Last fall, before many of us even knew how to make Zoom calls, let alone convert nearly our entire lives to virtual form, I worked as a paraprofessional in a kindergarten classroom, at one of Rohnert Park’s local elementary schools. There was a space on campus—a small room, maybe the size of a walk-in closet, with white walls, bright lights, and nothing more than a chair-less table in the corner. This confined, solitary space, referred to as The Boring Room, was reserved for disciplinary use, a place to take students when their behavior became too much, or the resources to handle it were too little, which was often. For the first month or so I was able to avoid the room, and, as I hadn’t yet seen it, wasn’t even entirely sure what it was. For the students and staff, The Boring Room had evolved over time, just as any punishment does, into something much more than an actual place or material consequence—it became an idea, a threat that could be used to curb any unwanted behavior. “If you don’t stop, you’re going to The Boring Room,” “Do you want to go to The Boring Room?”
As teachers and staff, we are educators as well as caregivers. Not unlike parents, we feel joy for our students’ achievements, concern for their well-being, and an invested pride and responsibility in their development. We also feel, at times, defeated, exhausted, and lost. In this particular case, not unlike many others across our district, our state, and our nation, we were stretched thin, paid very little, which, for assistive staff, meant minimum wage or not much more, and expected regularly to meet a standard which far exceeded our compensation and our resources.

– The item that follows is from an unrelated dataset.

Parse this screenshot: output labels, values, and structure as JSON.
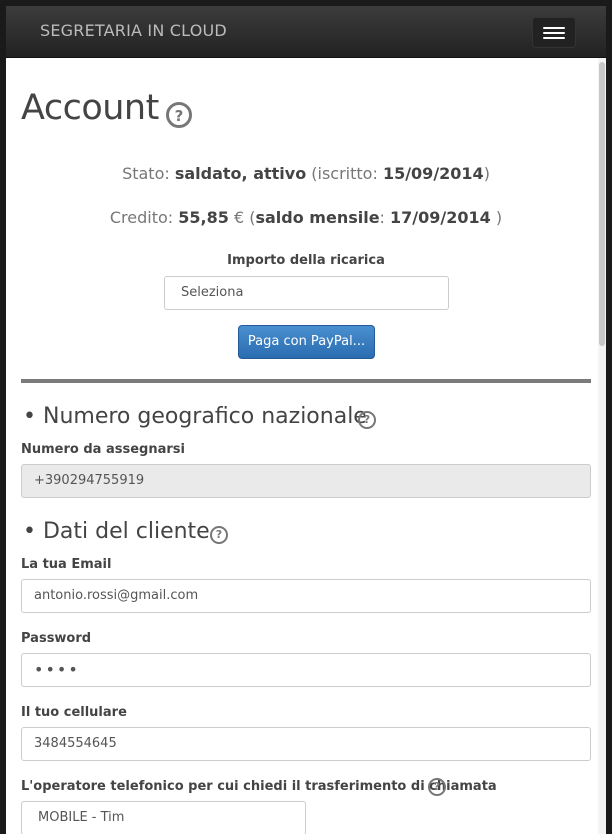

My job as a paraprofessional, primarily, was to assist the students who had difficulty conforming to a standard classroom environment. For the majority of four and five year olds, school is a transition, something new, exciting, and also often confusing and frustrating. For some of the kids, these issues were compounded. Physical and verbal aggression, as well as property displacement and destruction were not unlikely events. Occasionally, this would result in the child being temporarily removed from the classroom for their own and other's safety. My approach, typically, was to take them for a calm down walk around the school or to the garden, or take them to the learning center, where they could quietly play with Playdoh and some toys I brought from home. I had never used The Boring Room, except once under pressure, on a day when one of our students was having a particularly rough time and having them outdoors or around peers posed a safety threat. To say the least, I hated it. I felt wrong for taking them there, heartbroken as they kicked and punched the walls, tears streaming down their face. This was the calm down room, The Boring Room, fluorescent lights glaring down at us, reflecting off the white walls. Grey office carpet scratched at their bare knees as they shuffled around the room, trying to rip out the already exposed wiring on the opposite wall. “Let me out, I’ll be good, please!” They shouted to the voices on the other side of the conjoining door that led to the staff break room, attempting to peel away the paper covering the tiny window at its center. I never wanted to do that again. There needs to be a safe space for these children to go, a place to decompress and reflect, but neither them or myself felt safe or calm in that room. As I sat in a corner of the room, patting this student’s back, who I had grown to care for, not unlike many of the other students, speaking to them quietly as I attempted to calm them, I thought of my own daughter, who also had trouble with self-regulation and sensory overload. Had she ever been sent to the Boring Room? Were there other Boring Rooms on other campuses?
As we prepare our classrooms, our businesses, our homes, for the eventual return to a more tangible life, I am reminded of this and other things that may await our kids, our educators, and our community as we return to normalcy. My younger daughter will have the chance to meet, in person, her teachers and classroom aides; she’ll be able to meet her new classmate, the girl “who likes Minecraft and anime as much as [she] does,” the new friend she has “so much in common with.” My older daughter will spend her last months of middle school alongside her friends, many of whom, before now, she hadn’t been apart from for more than summer break since first grade. We’ll all, once again, be able to go to the grocery store for no apparent reason. We’ll have the freedom to take a walk with no set destination, be bombarded with so much social activity that we can once again find luxury in solitude and have the opportunity to embarrass our children in public. We will also, many of us, be confronted with the same disparities in our community and school district that were there pre-pandemic, remained throughout, and will only be amplified as we return to an already strained system. Lately, the nostalgia of normalcy has been at the forefront in our minds, but do we really want normal, when normal has never been good enough?